Schools in Birmingham are sitting on a cash stockpile of more than £46 million which should be used to improve the education of children.
The cash surplus represents an increase of more than £6.6 million on the previous year, sparking concern that pupils are failing to see the benefit of extra funding to schools.
Education chiefs in Birmingham have now warned heads that do not have a valid reason for holding on to the money to spend it or risk losing it.
Coun Jon Hunt (Lib Dem Perry Barr), chairman of the authority's education scrutiny committee, said: "You have to wonder why we have a situation, when we have fair fund-ing formulas, that so much money has been accumulated, especially when quite a number of schools are running a deficit.
"These schools must have realistic plans for spending it. If not the money can be taken back off them. It hasn't happened yet, but it may well happen."
Education chiefs consider a surplus of five per cent of the overall school budget for secondaries and eight per cent for primaries to be healthy in a well-run school.
The spare money is used to cover emergencies such as sickness, repairs, fall in pupil numbers or financing a large capital project.
But in Birmingham, 40 per cent of schools have a surplus of more than ten per cent.
The worst offending primary was Nansen Primary in Saltley which has built up a surplus of nearly £810,000 - 44 per cent of the overall school budget.
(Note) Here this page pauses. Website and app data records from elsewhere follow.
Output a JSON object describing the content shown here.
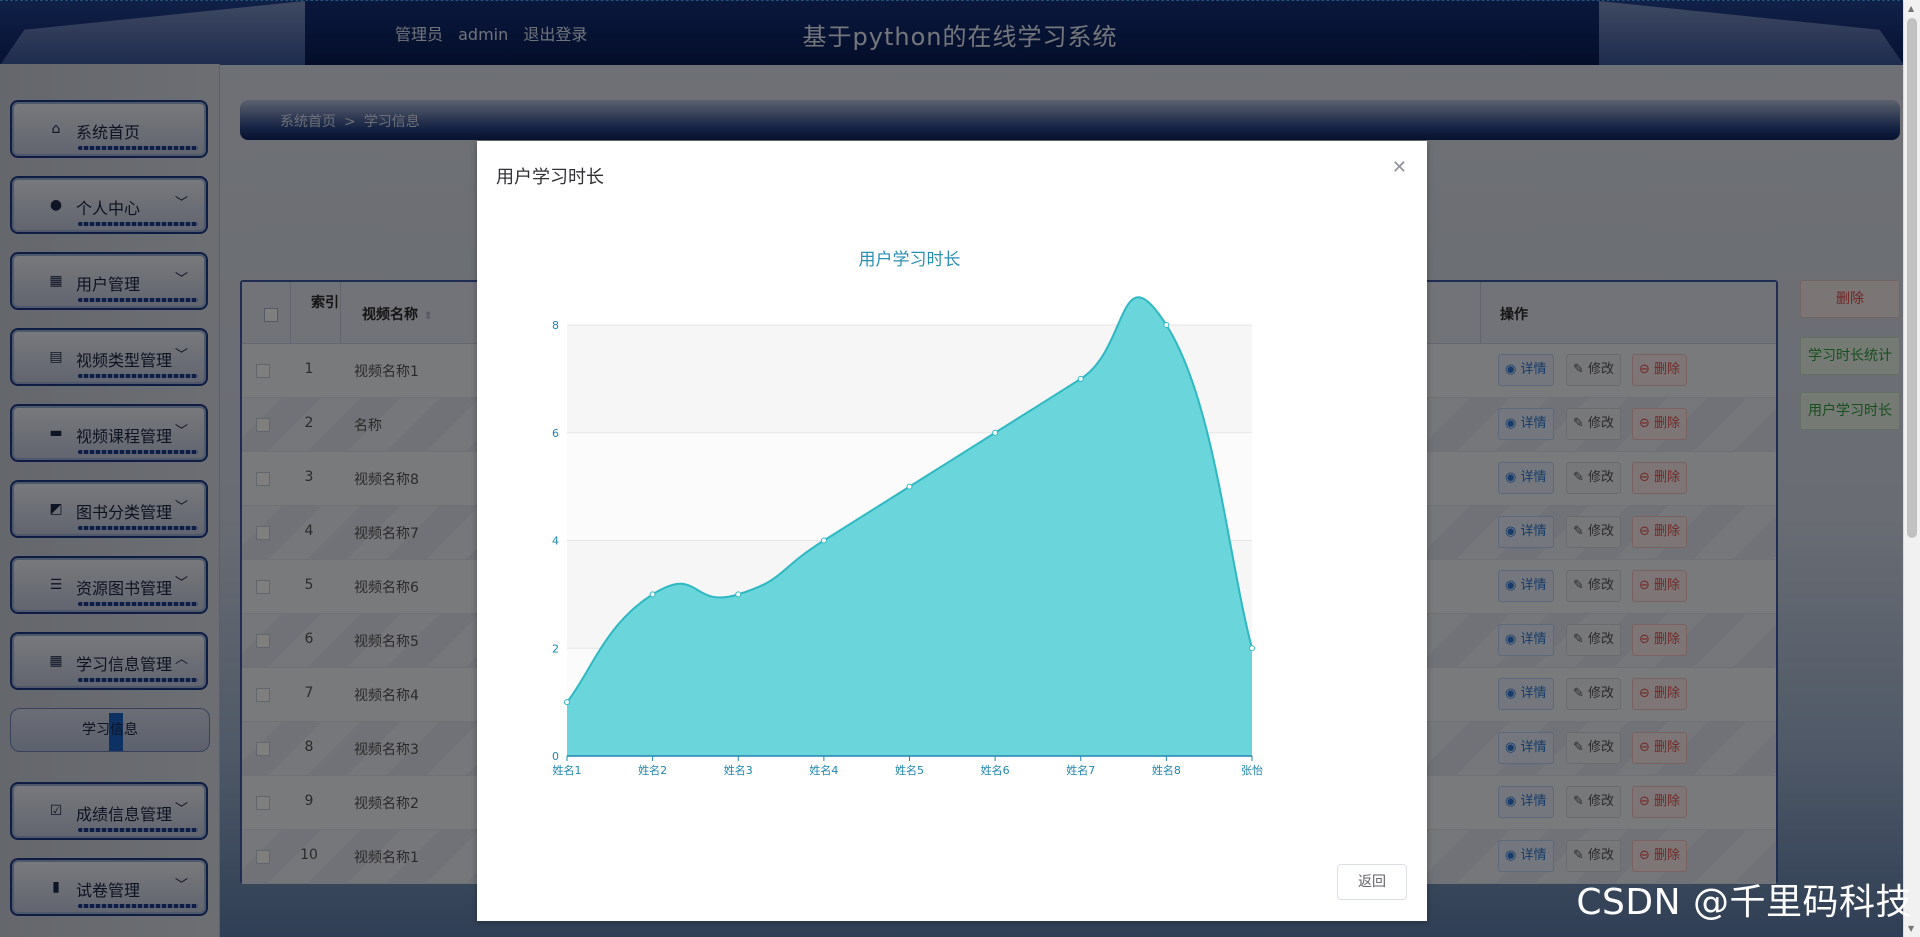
{
  "header": {
    "role": "管理员",
    "username": "admin",
    "logout": "退出登录",
    "title": "基于python的在线学习系统"
  },
  "sidebar": {
    "items": [
      {
        "label": "系统首页",
        "icon": "home-icon",
        "arrow": ""
      },
      {
        "label": "个人中心",
        "icon": "user-icon",
        "arrow": "﹀"
      },
      {
        "label": "用户管理",
        "icon": "grid-icon",
        "arrow": "﹀"
      },
      {
        "label": "视频类型管理",
        "icon": "clipboard-icon",
        "arrow": "﹀"
      },
      {
        "label": "视频课程管理",
        "icon": "monitor-icon",
        "arrow": "﹀"
      },
      {
        "label": "图书分类管理",
        "icon": "chart-icon",
        "arrow": "﹀"
      },
      {
        "label": "资源图书管理",
        "icon": "list-icon",
        "arrow": "﹀"
      },
      {
        "label": "学习信息管理",
        "icon": "grid-icon",
        "arrow": "︿"
      },
      {
        "label": "成绩信息管理",
        "icon": "check-clipboard-icon",
        "arrow": "﹀"
      },
      {
        "label": "试卷管理",
        "icon": "bar-chart-icon",
        "arrow": "﹀"
      }
    ],
    "active_sub": "学习信息"
  },
  "breadcrumb": {
    "home": "系统首页",
    "sep": ">",
    "current": "学习信息"
  },
  "table": {
    "columns": {
      "index": "索引",
      "name": "视频名称",
      "ops": "操作"
    },
    "rows": [
      {
        "index": "1",
        "name": "视频名称1"
      },
      {
        "index": "2",
        "name": "名称"
      },
      {
        "index": "3",
        "name": "视频名称8"
      },
      {
        "index": "4",
        "name": "视频名称7"
      },
      {
        "index": "5",
        "name": "视频名称6"
      },
      {
        "index": "6",
        "name": "视频名称5"
      },
      {
        "index": "7",
        "name": "视频名称4"
      },
      {
        "index": "8",
        "name": "视频名称3"
      },
      {
        "index": "9",
        "name": "视频名称2"
      },
      {
        "index": "10",
        "name": "视频名称1"
      }
    ],
    "actions": {
      "detail": "详情",
      "edit": "修改",
      "delete": "删除"
    }
  },
  "side_buttons": {
    "delete": "删除",
    "stats": "学习时长统计",
    "user_duration": "用户学习时长"
  },
  "dialog": {
    "title": "用户学习时长",
    "back_button": "返回"
  },
  "chart_data": {
    "type": "area",
    "title": "用户学习时长",
    "categories": [
      "姓名1",
      "姓名2",
      "姓名3",
      "姓名4",
      "姓名5",
      "姓名6",
      "姓名7",
      "姓名8",
      "张怡"
    ],
    "values": [
      1,
      3,
      3,
      4,
      5,
      6,
      7,
      8,
      2
    ],
    "ylim": [
      0,
      8
    ],
    "yticks": [
      "0",
      "2",
      "4",
      "6",
      "8"
    ],
    "grid": true,
    "smooth": true,
    "colors": {
      "fill": "#6ad6db",
      "line": "#2fb8c2",
      "title": "#2a8fb4",
      "axis": "#1f86b0"
    }
  },
  "watermark": "CSDN @千里码科技"
}
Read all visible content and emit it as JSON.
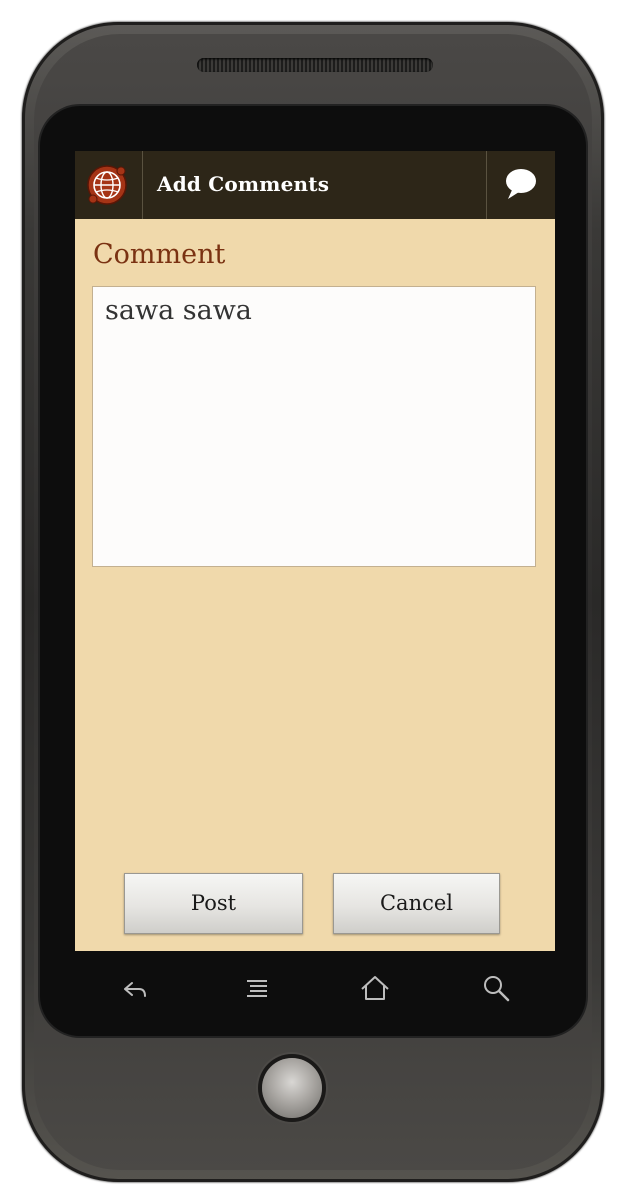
{
  "app": {
    "title": "Add Comments",
    "logo_icon": "globe-logo-icon",
    "action_icon": "speech-bubble-icon"
  },
  "form": {
    "label": "Comment",
    "comment_value": "sawa sawa"
  },
  "buttons": {
    "post_label": "Post",
    "cancel_label": "Cancel"
  },
  "navbar": {
    "icons": [
      "back-icon",
      "menu-icon",
      "home-icon",
      "search-icon"
    ]
  },
  "colors": {
    "titlebar_bg": "#2d2618",
    "screen_bg": "#f0d9ab",
    "label_color": "#7a3212",
    "logo_red": "#8b2a12"
  }
}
Among secondaries, Yardley Secondary had the most unspent money - more than £963,000, representing 28 per cent of the budget.
Both were found to have steadily increased their amount of surplus cash between 2003 and 2005 - a period which has seen millions of pounds of extra funding pumped into education.
Neither school was available for comment yesterday.
But Coun Les Lawrence (Con Northfield), Birmingham's Cabinet Member for Education, said: "I think all other schools within the city would be expecting us to vigorously question the veracity of holding such huge surpluses."
The authority has asked all schools with consistently surplus budgets to explain their spending plans.
Those that fail to provide adequate explanations, face having the unspent money clawed back under the Management of Surplus Balances Scheme and redistributed to struggling schools.
Bill Anderson, deputy general secretary of the Birmingham branch of the National Union of Teachers, said: "Where a school can clearly demonstrate it has a surplus which is going to be spent on a specific project at a specific time we don't have a problem.
"Where we have an issue is with schools that appear to be holding on to budgets for no particular reason."
The power to claw back surplus budgets was introduced to local authorities more than two years ago.
Sandwell Council was the first in the region to threaten to take away cash from wealthy schools.
It complained that schools were sitting on a stockpile of more than £5 million, despite national education performance tables regularly placing Sandwell at the bottom of the league.